How to complete this task: The output should be limited to the line holding "Read all visible content and emit it as JSON." and the lines after it through the end of the entries, each restated exactly.

Input data:

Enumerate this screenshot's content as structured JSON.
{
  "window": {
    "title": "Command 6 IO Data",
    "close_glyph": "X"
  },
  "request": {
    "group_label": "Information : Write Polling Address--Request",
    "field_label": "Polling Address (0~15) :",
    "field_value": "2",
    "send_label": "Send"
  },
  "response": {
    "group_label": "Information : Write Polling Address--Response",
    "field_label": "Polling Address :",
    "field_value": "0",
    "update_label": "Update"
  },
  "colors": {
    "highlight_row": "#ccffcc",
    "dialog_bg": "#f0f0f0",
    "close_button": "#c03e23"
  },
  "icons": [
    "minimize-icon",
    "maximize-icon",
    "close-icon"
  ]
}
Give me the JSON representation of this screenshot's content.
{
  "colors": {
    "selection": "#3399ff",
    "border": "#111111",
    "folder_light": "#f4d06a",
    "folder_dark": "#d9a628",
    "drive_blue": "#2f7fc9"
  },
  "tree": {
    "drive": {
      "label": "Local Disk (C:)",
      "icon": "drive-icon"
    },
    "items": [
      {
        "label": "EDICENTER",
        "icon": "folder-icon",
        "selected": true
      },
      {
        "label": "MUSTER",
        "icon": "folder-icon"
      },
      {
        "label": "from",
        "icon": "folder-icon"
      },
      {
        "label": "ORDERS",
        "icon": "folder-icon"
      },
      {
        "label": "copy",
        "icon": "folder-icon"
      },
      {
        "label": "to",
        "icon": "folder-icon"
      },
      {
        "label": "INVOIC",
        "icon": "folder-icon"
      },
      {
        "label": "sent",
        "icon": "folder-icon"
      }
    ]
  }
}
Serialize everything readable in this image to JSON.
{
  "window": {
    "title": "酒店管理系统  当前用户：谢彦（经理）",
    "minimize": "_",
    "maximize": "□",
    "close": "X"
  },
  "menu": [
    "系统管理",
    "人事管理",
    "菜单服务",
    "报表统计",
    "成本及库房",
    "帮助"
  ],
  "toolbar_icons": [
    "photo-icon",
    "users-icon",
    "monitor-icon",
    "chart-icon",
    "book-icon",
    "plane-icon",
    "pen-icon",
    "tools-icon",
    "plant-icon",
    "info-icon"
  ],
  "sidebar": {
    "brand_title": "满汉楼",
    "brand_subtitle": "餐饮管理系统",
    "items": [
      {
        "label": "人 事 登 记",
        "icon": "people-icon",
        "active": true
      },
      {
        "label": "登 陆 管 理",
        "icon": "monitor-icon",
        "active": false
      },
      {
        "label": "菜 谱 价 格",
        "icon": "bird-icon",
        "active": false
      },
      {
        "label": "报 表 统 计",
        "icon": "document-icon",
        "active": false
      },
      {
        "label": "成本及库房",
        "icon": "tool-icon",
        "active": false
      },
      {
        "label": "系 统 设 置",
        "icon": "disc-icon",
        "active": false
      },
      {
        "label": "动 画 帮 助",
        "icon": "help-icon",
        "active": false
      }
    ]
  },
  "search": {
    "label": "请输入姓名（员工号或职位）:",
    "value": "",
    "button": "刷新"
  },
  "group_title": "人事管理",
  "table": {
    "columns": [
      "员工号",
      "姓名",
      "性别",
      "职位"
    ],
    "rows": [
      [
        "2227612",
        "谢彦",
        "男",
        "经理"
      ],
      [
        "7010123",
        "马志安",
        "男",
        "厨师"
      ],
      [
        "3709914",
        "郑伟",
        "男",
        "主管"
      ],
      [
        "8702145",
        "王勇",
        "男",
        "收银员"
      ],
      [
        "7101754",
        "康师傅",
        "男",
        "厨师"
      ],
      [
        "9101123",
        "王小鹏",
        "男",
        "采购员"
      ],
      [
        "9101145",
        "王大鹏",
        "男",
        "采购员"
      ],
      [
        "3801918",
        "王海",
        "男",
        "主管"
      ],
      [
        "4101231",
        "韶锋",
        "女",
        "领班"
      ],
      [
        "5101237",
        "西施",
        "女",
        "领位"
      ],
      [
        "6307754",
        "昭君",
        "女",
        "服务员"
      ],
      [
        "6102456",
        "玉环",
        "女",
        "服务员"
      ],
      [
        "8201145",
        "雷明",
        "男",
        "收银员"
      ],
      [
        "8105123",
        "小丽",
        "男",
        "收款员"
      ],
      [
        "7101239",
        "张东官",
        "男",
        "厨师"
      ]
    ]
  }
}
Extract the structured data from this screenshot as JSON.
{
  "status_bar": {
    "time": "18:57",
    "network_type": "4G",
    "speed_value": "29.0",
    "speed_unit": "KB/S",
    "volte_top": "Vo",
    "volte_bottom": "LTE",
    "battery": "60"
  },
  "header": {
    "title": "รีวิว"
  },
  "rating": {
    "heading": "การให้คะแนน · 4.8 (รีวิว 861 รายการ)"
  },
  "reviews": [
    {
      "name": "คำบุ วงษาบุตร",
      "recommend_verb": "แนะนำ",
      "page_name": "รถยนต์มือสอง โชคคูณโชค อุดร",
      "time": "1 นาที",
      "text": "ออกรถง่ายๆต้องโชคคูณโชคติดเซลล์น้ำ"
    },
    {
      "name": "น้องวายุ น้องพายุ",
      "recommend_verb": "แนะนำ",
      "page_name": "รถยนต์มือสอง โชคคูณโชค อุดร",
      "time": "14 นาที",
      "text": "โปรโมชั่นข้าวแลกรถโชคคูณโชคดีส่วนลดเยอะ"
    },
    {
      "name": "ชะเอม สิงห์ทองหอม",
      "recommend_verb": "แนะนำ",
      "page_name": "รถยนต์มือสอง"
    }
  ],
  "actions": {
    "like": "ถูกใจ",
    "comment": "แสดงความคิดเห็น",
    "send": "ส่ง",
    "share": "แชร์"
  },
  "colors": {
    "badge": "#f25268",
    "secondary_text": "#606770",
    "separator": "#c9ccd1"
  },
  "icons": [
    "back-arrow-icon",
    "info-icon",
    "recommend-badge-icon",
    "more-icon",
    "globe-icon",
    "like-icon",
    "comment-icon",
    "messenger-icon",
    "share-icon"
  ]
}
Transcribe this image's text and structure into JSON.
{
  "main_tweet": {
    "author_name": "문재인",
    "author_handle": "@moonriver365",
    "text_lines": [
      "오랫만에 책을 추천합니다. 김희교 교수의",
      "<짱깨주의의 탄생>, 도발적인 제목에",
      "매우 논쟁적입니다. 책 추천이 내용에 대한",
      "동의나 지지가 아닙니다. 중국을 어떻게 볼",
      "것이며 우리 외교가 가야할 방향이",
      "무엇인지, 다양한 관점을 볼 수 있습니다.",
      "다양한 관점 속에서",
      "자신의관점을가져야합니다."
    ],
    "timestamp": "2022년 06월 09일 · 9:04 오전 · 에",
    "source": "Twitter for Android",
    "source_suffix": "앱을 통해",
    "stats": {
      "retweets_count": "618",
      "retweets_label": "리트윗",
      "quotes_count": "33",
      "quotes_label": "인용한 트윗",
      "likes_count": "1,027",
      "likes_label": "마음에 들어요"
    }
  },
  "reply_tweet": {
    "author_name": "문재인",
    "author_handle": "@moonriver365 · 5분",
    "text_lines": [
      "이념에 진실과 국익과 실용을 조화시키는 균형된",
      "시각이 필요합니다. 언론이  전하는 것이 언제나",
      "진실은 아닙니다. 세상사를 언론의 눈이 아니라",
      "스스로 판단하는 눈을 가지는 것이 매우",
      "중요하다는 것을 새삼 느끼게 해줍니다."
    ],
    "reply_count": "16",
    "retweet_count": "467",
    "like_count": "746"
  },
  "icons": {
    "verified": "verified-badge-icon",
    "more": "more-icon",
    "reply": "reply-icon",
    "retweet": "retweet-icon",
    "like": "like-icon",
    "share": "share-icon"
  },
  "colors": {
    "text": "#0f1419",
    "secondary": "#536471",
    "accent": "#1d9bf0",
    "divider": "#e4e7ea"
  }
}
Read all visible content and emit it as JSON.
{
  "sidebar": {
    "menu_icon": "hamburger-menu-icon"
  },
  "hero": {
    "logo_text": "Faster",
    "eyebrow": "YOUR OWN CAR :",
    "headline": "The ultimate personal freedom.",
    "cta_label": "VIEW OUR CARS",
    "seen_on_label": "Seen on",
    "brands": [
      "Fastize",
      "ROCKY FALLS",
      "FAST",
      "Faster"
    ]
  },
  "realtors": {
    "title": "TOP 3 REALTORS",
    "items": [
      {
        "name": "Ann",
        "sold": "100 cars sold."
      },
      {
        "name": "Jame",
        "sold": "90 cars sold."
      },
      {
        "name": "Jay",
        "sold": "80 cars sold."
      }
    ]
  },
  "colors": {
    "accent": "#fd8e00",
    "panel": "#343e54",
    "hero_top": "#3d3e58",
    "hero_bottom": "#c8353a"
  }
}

Answer to the problem:
Read all visible content and emit it as JSON.
{
  "sidebar": {
    "menu_icon": "hamburger-menu-icon"
  },
  "hero": {
    "logo_text": "Faster",
    "eyebrow": "YOUR OWN CAR :",
    "headline": "The ultimate personal freedom.",
    "cta_label": "VIEW OUR CARS",
    "seen_on_label": "Seen on",
    "brands": [
      "Fastize",
      "ROCKY FALLS",
      "FAST",
      "Faster"
    ]
  },
  "realtors": {
    "title": "TOP 3 REALTORS",
    "items": [
      {
        "name": "Ann",
        "sold": "100 cars sold."
      },
      {
        "name": "Jame",
        "sold": "90 cars sold."
      },
      {
        "name": "Jay",
        "sold": "80 cars sold."
      }
    ]
  },
  "colors": {
    "accent": "#fd8e00",
    "panel": "#343e54",
    "hero_top": "#3d3e58",
    "hero_bottom": "#c8353a"
  }
}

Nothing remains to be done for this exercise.